by Robert Lemos

Data Centers Want an MPG Rating for Energy Efficiency

Apr 14, 20095 mins
Data CenterVirtualization

Car buyers can easily compare two vehicles using the miles-per-gallon rating stuck to the window. Enterprise IT groups looking to improve the energy efficiency of their data centers aren't so lucky -- yet.

These days, with the shock of $150-per-barrel oil only a year old, consumers in the market for a car will likely pay much more attention to a pair of numbers: The vehicle’s two miles-per-gallon ratings.

Companies in the market for efficient data center equipment, however, find themselves cursed with a scarcity of such data. While some basic efficiency measures exist for designers of data centers, as of yet, there is no standard method or metric for comparing energy efficiency of the computing hardware that fills the complexes.

“That has always been the challenge of the data center—you cannot compare one data center to another, because they do different work,” says Michelle Bailey, vice president of market researcher IDC’s Enterprise Platforms and Datacenter Trends group.

Do The Math on Cloud Computing Power Savings

What kind of power efficiencies can cloud computing providers achieve compared to today’s enterprise data centers? See blogger and cloud expert Bernard Golden’s recent analysis of a real-life example in “Power: One Cloud Cost Advantage That May Be Irresistible.”

However, the industry is actively searching for an answer. Their first attempt compares the power used by the data center overall to the power consumed solely by information-technology equipment. Known as the power usage effectiveness (PUE), the metric gives data-center architects a data point with which to holistically compare the overall efficiency in delivering power to computers and routers in the building. In the past, data centers typically use a third to a half of all energy for cooling and other non-computer functions, giving them a PUE of 1.5 to 2.0.

Such efficiency matters. In 2005, the total power consumed by servers accounted for 0.6 percent of all electricity consumed in the United States, according to research done by AMD. Add to that the cost of cooling those servers and the requirements doubled, to 1.2 percent of U.S. annual power consumption. (See’s Five Energy Trends Driving Your Data Center for more background on this topic.)

Still, PUE is not that useful for companies in the market for new information technology. Instead, what is needed is a proxy for productivity—a technical term for a metric that acts as a good estimate of the energy consumer for a given amount of work. The miles-per-gallon rating used for cars is a such a proxy: A vehicle’s miles-per-gallon rating does not actually correspond to the efficiency of a car under all conditions, but acts as a generally accepted measure of the amount of energy a car consumes to run.

Another example is the Dow Jones Industrial Average, according to Mark Monroe, director of sustainable computing for Sun Microsystems and a director of The Green Grid, a collection of computer hardware firms, enterprise application makers and data center providers focused on energy efficiency.

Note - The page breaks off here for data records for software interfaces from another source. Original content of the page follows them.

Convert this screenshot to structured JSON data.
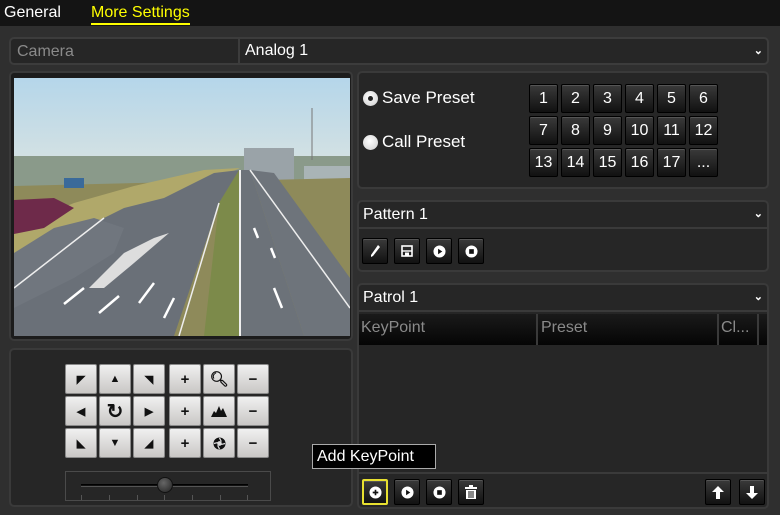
{
  "tabs": [
    {
      "label": "General",
      "active": false
    },
    {
      "label": "More Settings",
      "active": true
    }
  ],
  "camera": {
    "label": "Camera",
    "value": "Analog 1"
  },
  "preset": {
    "save_label": "Save Preset",
    "call_label": "Call Preset",
    "selected": "save",
    "numbers": [
      "1",
      "2",
      "3",
      "4",
      "5",
      "6",
      "7",
      "8",
      "9",
      "10",
      "11",
      "12",
      "13",
      "14",
      "15",
      "16",
      "17",
      "..."
    ]
  },
  "ptz": {
    "direction_icons": [
      "arrow-up-left-icon",
      "arrow-up-icon",
      "arrow-up-right-icon",
      "arrow-left-icon",
      "auto-scan-icon",
      "arrow-right-icon",
      "arrow-down-left-icon",
      "arrow-down-icon",
      "arrow-down-right-icon"
    ],
    "lens_rows": [
      {
        "name": "zoom",
        "icon": "zoom-icon",
        "plus": "+",
        "minus": "−"
      },
      {
        "name": "focus",
        "icon": "focus-icon",
        "plus": "+",
        "minus": "−"
      },
      {
        "name": "iris",
        "icon": "iris-icon",
        "plus": "+",
        "minus": "−"
      }
    ],
    "speed_level": 0.5
  },
  "pattern": {
    "selected": "Pattern 1",
    "buttons": [
      "edit-pattern-icon",
      "save-pattern-icon",
      "play-pattern-icon",
      "stop-pattern-icon"
    ]
  },
  "patrol": {
    "selected": "Patrol 1",
    "columns": [
      "KeyPoint",
      "Preset",
      "Cl..."
    ],
    "rows": [],
    "buttons": [
      "add-keypoint-icon",
      "play-patrol-icon",
      "stop-patrol-icon",
      "delete-keypoint-icon"
    ],
    "move_buttons": [
      "move-up-icon",
      "move-down-icon"
    ]
  },
  "tooltip": "Add KeyPoint"
}
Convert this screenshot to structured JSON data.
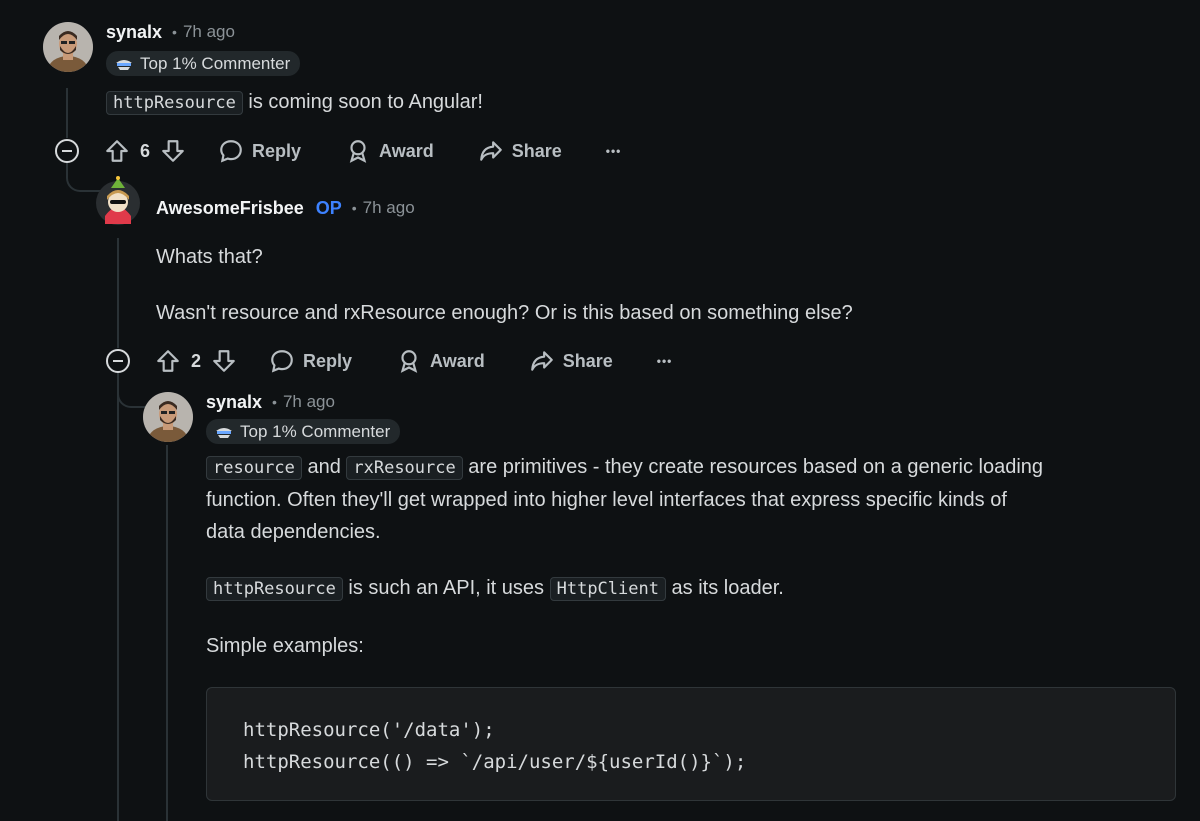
{
  "comment1": {
    "username": "synalx",
    "time": "7h ago",
    "flair": "Top 1% Commenter",
    "body_code": "httpResource",
    "body_text": " is coming soon to Angular!",
    "score": "6",
    "reply": "Reply",
    "award": "Award",
    "share": "Share",
    "more": "•••"
  },
  "comment2": {
    "username": "AwesomeFrisbee",
    "op_badge": "OP",
    "time": "7h ago",
    "para1": "Whats that?",
    "para2": "Wasn't resource and rxResource enough? Or is this based on something else?",
    "score": "2",
    "reply": "Reply",
    "award": "Award",
    "share": "Share",
    "more": "•••"
  },
  "comment3": {
    "username": "synalx",
    "time": "7h ago",
    "flair": "Top 1% Commenter",
    "p1_code1": "resource",
    "p1_and": " and ",
    "p1_code2": "rxResource",
    "p1_rest1": " are primitives - they create resources based on a generic loading",
    "p1_line2": "function. Often they'll get wrapped into higher level interfaces that express specific kinds of",
    "p1_line3": "data dependencies.",
    "p2_code1": "httpResource",
    "p2_text1": " is such an API, it uses ",
    "p2_code2": "HttpClient",
    "p2_text2": " as its loader.",
    "p3": "Simple examples:",
    "code_lines": [
      "httpResource('/data');",
      "httpResource(() => `/api/user/${userId()}`);"
    ]
  },
  "colors": {
    "background": "#0e1113",
    "op": "#3d82ff",
    "text": "#d7dadc",
    "muted": "#8b9297"
  },
  "icons": [
    "upvote-icon",
    "downvote-icon",
    "comment-icon",
    "award-icon",
    "share-icon",
    "collapse-icon",
    "flair-icon"
  ]
}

“The DJIA is a relatively simple indicator of the economy,” he says. “If the economy goes up the index goes up. If the economy goes down, the index goes down.”

Formed two years ago, the Green Grid currently maintains the PUE measure of data-center efficiency, and a related measure known as data center infrastructure efficiency (DCiE). The group, which now counts more than 200 companies as members, is actively seeking an improved metric of efficiency known as data center energy productivity (DCeP).

“The goal is a proxy for productivity that would measure many different kinds of data centers but not all kinds,” Monroe says. “If we had a metric that covers 70 percent of the data centers out there, we would be happy. If it was 85 percent, we would be ecstatic.”

The Green Grid initially attempted to create its own measure of productivity, but decided that it needed more input and created eight possible measures, which it has published for public comment.

“We pretty much, like everyone else, got our heads boggled when we tried to do it ourselves,” Monroe says. “In some cases, useful work is easy to measure, such as a Google data center when work can be measured in searches served. Other data centers are more difficult.”

Each of the eight different possible proxies deals differently with the problem of measuring the work done by a data center. Several of the possible ratings repurpose data collected during routine monitoring of the data center, while other would require that software vendors add additional code to their applications to monitor work. Still other proposals would benchmark data center products using common computer benchmarking suites such as SPECint and SPECpower. At least one proposal further abstracts the data center by equating work done with the number of bits output by the data center.

No matter which proposal or proposals are adopted, companies will have to resolve themselves to keeping track their use of energy in much greater detail, says David Cappuccio, managing vice president for infrastructure research at business intelligence firm Gartner.

“They are going to have to monitor their energy output at a much more specific level then ever before,” Cappuccio says.

Moreover, the end result only tackles a single data-center consideration, says John Steigerwald, director of product management for IBM’s performance management group. While energy efficiency, no matter how it is measured, will be increasingly important in the future, it will not be the sole factor in data-center decisions, he says.

“I don’t think it will be the only measure that people will try to optimize,” Steigerwald says. “It will be a combination of what it takes for IT to deliver the proper mix of availability, ease-of-use and cost to the rest of the company.”